Data items
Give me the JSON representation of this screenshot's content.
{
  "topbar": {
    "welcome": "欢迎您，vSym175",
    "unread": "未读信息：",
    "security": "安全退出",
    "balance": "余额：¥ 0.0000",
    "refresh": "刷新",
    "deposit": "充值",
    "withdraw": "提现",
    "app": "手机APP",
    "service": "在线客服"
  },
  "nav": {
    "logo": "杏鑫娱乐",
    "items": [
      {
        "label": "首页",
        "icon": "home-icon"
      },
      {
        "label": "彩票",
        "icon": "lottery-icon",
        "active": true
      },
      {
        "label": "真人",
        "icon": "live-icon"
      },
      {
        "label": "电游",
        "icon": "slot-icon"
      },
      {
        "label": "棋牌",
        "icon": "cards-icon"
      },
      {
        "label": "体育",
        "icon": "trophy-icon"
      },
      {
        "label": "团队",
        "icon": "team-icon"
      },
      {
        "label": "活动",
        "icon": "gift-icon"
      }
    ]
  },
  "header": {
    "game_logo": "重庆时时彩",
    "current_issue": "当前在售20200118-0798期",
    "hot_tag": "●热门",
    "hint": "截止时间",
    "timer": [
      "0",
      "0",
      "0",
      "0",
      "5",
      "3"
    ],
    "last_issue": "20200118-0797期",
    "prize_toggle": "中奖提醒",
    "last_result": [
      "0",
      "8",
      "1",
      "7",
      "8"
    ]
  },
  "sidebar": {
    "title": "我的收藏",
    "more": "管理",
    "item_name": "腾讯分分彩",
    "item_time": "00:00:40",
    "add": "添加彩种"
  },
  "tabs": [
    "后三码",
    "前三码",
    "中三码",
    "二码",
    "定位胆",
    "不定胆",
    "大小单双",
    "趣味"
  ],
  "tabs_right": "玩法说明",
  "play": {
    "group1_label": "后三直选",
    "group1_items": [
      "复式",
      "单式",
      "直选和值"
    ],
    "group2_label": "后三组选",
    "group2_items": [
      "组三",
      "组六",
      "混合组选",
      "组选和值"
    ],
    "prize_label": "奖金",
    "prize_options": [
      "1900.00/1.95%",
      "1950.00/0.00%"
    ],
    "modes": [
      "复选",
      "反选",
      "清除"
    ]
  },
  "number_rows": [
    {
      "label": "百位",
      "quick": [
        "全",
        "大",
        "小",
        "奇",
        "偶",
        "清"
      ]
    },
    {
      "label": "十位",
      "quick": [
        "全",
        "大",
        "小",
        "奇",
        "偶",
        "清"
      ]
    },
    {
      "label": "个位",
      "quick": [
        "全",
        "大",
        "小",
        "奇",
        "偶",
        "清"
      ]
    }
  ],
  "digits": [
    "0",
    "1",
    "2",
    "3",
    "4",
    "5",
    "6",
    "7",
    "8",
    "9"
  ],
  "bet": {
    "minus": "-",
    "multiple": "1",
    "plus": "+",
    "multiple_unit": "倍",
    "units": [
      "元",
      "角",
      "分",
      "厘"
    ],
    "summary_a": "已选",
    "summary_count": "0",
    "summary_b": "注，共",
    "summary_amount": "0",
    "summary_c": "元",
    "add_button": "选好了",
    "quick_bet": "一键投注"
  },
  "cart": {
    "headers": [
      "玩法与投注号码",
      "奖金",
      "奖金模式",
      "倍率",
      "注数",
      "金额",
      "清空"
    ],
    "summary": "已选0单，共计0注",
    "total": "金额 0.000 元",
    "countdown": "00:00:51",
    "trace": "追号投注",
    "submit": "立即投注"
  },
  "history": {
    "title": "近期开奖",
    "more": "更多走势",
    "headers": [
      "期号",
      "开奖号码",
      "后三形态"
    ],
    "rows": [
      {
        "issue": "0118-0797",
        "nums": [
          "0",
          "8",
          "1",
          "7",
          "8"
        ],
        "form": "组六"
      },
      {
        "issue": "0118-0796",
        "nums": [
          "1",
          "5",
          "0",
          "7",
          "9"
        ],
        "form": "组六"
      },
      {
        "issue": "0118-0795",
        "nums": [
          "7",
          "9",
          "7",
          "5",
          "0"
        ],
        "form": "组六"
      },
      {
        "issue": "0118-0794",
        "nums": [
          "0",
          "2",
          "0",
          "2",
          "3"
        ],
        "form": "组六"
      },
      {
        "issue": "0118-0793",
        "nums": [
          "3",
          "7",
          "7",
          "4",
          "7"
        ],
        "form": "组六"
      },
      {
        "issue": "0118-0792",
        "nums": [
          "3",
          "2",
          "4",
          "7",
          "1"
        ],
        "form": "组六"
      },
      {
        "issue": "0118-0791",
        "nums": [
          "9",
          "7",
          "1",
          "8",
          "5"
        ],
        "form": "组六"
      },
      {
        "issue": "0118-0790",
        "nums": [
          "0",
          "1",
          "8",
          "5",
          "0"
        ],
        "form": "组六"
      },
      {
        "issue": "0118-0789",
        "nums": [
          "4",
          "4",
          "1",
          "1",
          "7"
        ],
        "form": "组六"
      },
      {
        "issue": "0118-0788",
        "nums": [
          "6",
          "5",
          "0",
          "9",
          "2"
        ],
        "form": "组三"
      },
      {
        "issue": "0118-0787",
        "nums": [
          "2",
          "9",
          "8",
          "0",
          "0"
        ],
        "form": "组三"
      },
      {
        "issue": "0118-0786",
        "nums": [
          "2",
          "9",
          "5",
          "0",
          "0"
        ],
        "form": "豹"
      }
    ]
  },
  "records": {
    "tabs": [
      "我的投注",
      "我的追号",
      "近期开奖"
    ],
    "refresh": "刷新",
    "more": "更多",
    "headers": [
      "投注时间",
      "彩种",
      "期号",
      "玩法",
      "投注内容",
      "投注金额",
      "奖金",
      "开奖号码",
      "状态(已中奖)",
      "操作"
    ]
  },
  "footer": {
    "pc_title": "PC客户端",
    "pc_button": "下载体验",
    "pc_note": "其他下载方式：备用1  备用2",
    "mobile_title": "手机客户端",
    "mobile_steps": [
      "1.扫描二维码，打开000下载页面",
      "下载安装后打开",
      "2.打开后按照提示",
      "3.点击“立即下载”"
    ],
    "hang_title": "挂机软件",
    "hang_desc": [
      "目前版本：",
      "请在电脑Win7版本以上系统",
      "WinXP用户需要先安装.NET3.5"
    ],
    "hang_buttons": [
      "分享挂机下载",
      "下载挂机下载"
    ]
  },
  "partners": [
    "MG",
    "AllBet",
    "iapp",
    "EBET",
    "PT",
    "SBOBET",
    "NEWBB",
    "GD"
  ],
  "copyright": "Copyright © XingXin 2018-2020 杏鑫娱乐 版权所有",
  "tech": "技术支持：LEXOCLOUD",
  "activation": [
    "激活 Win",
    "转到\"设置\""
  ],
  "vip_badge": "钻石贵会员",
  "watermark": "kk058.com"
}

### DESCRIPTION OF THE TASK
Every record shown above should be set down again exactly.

### RESULT OF THE TASK
Give me the JSON representation of this screenshot's content.
{
  "topbar": {
    "welcome": "欢迎您，vSym175",
    "unread": "未读信息：",
    "security": "安全退出",
    "balance": "余额：¥ 0.0000",
    "refresh": "刷新",
    "deposit": "充值",
    "withdraw": "提现",
    "app": "手机APP",
    "service": "在线客服"
  },
  "nav": {
    "logo": "杏鑫娱乐",
    "items": [
      {
        "label": "首页",
        "icon": "home-icon"
      },
      {
        "label": "彩票",
        "icon": "lottery-icon",
        "active": true
      },
      {
        "label": "真人",
        "icon": "live-icon"
      },
      {
        "label": "电游",
        "icon": "slot-icon"
      },
      {
        "label": "棋牌",
        "icon": "cards-icon"
      },
      {
        "label": "体育",
        "icon": "trophy-icon"
      },
      {
        "label": "团队",
        "icon": "team-icon"
      },
      {
        "label": "活动",
        "icon": "gift-icon"
      }
    ]
  },
  "header": {
    "game_logo": "重庆时时彩",
    "current_issue": "当前在售20200118-0798期",
    "hot_tag": "●热门",
    "hint": "截止时间",
    "timer": [
      "0",
      "0",
      "0",
      "0",
      "5",
      "3"
    ],
    "last_issue": "20200118-0797期",
    "prize_toggle": "中奖提醒",
    "last_result": [
      "0",
      "8",
      "1",
      "7",
      "8"
    ]
  },
  "sidebar": {
    "title": "我的收藏",
    "more": "管理",
    "item_name": "腾讯分分彩",
    "item_time": "00:00:40",
    "add": "添加彩种"
  },
  "tabs": [
    "后三码",
    "前三码",
    "中三码",
    "二码",
    "定位胆",
    "不定胆",
    "大小单双",
    "趣味"
  ],
  "tabs_right": "玩法说明",
  "play": {
    "group1_label": "后三直选",
    "group1_items": [
      "复式",
      "单式",
      "直选和值"
    ],
    "group2_label": "后三组选",
    "group2_items": [
      "组三",
      "组六",
      "混合组选",
      "组选和值"
    ],
    "prize_label": "奖金",
    "prize_options": [
      "1900.00/1.95%",
      "1950.00/0.00%"
    ],
    "modes": [
      "复选",
      "反选",
      "清除"
    ]
  },
  "number_rows": [
    {
      "label": "百位",
      "quick": [
        "全",
        "大",
        "小",
        "奇",
        "偶",
        "清"
      ]
    },
    {
      "label": "十位",
      "quick": [
        "全",
        "大",
        "小",
        "奇",
        "偶",
        "清"
      ]
    },
    {
      "label": "个位",
      "quick": [
        "全",
        "大",
        "小",
        "奇",
        "偶",
        "清"
      ]
    }
  ],
  "digits": [
    "0",
    "1",
    "2",
    "3",
    "4",
    "5",
    "6",
    "7",
    "8",
    "9"
  ],
  "bet": {
    "minus": "-",
    "multiple": "1",
    "plus": "+",
    "multiple_unit": "倍",
    "units": [
      "元",
      "角",
      "分",
      "厘"
    ],
    "summary_a": "已选",
    "summary_count": "0",
    "summary_b": "注，共",
    "summary_amount": "0",
    "summary_c": "元",
    "add_button": "选好了",
    "quick_bet": "一键投注"
  },
  "cart": {
    "headers": [
      "玩法与投注号码",
      "奖金",
      "奖金模式",
      "倍率",
      "注数",
      "金额",
      "清空"
    ],
    "summary": "已选0单，共计0注",
    "total": "金额 0.000 元",
    "countdown": "00:00:51",
    "trace": "追号投注",
    "submit": "立即投注"
  },
  "history": {
    "title": "近期开奖",
    "more": "更多走势",
    "headers": [
      "期号",
      "开奖号码",
      "后三形态"
    ],
    "rows": [
      {
        "issue": "0118-0797",
        "nums": [
          "0",
          "8",
          "1",
          "7",
          "8"
        ],
        "form": "组六"
      },
      {
        "issue": "0118-0796",
        "nums": [
          "1",
          "5",
          "0",
          "7",
          "9"
        ],
        "form": "组六"
      },
      {
        "issue": "0118-0795",
        "nums": [
          "7",
          "9",
          "7",
          "5",
          "0"
        ],
        "form": "组六"
      },
      {
        "issue": "0118-0794",
        "nums": [
          "0",
          "2",
          "0",
          "2",
          "3"
        ],
        "form": "组六"
      },
      {
        "issue": "0118-0793",
        "nums": [
          "3",
          "7",
          "7",
          "4",
          "7"
        ],
        "form": "组六"
      },
      {
        "issue": "0118-0792",
        "nums": [
          "3",
          "2",
          "4",
          "7",
          "1"
        ],
        "form": "组六"
      },
      {
        "issue": "0118-0791",
        "nums": [
          "9",
          "7",
          "1",
          "8",
          "5"
        ],
        "form": "组六"
      },
      {
        "issue": "0118-0790",
        "nums": [
          "0",
          "1",
          "8",
          "5",
          "0"
        ],
        "form": "组六"
      },
      {
        "issue": "0118-0789",
        "nums": [
          "4",
          "4",
          "1",
          "1",
          "7"
        ],
        "form": "组六"
      },
      {
        "issue": "0118-0788",
        "nums": [
          "6",
          "5",
          "0",
          "9",
          "2"
        ],
        "form": "组三"
      },
      {
        "issue": "0118-0787",
        "nums": [
          "2",
          "9",
          "8",
          "0",
          "0"
        ],
        "form": "组三"
      },
      {
        "issue": "0118-0786",
        "nums": [
          "2",
          "9",
          "5",
          "0",
          "0"
        ],
        "form": "豹"
      }
    ]
  },
  "records": {
    "tabs": [
      "我的投注",
      "我的追号",
      "近期开奖"
    ],
    "refresh": "刷新",
    "more": "更多",
    "headers": [
      "投注时间",
      "彩种",
      "期号",
      "玩法",
      "投注内容",
      "投注金额",
      "奖金",
      "开奖号码",
      "状态(已中奖)",
      "操作"
    ]
  },
  "footer": {
    "pc_title": "PC客户端",
    "pc_button": "下载体验",
    "pc_note": "其他下载方式：备用1  备用2",
    "mobile_title": "手机客户端",
    "mobile_steps": [
      "1.扫描二维码，打开000下载页面",
      "下载安装后打开",
      "2.打开后按照提示",
      "3.点击“立即下载”"
    ],
    "hang_title": "挂机软件",
    "hang_desc": [
      "目前版本：",
      "请在电脑Win7版本以上系统",
      "WinXP用户需要先安装.NET3.5"
    ],
    "hang_buttons": [
      "分享挂机下载",
      "下载挂机下载"
    ]
  },
  "partners": [
    "MG",
    "AllBet",
    "iapp",
    "EBET",
    "PT",
    "SBOBET",
    "NEWBB",
    "GD"
  ],
  "copyright": "Copyright © XingXin 2018-2020 杏鑫娱乐 版权所有",
  "tech": "技术支持：LEXOCLOUD",
  "activation": [
    "激活 Win",
    "转到\"设置\""
  ],
  "vip_badge": "钻石贵会员",
  "watermark": "kk058.com"
}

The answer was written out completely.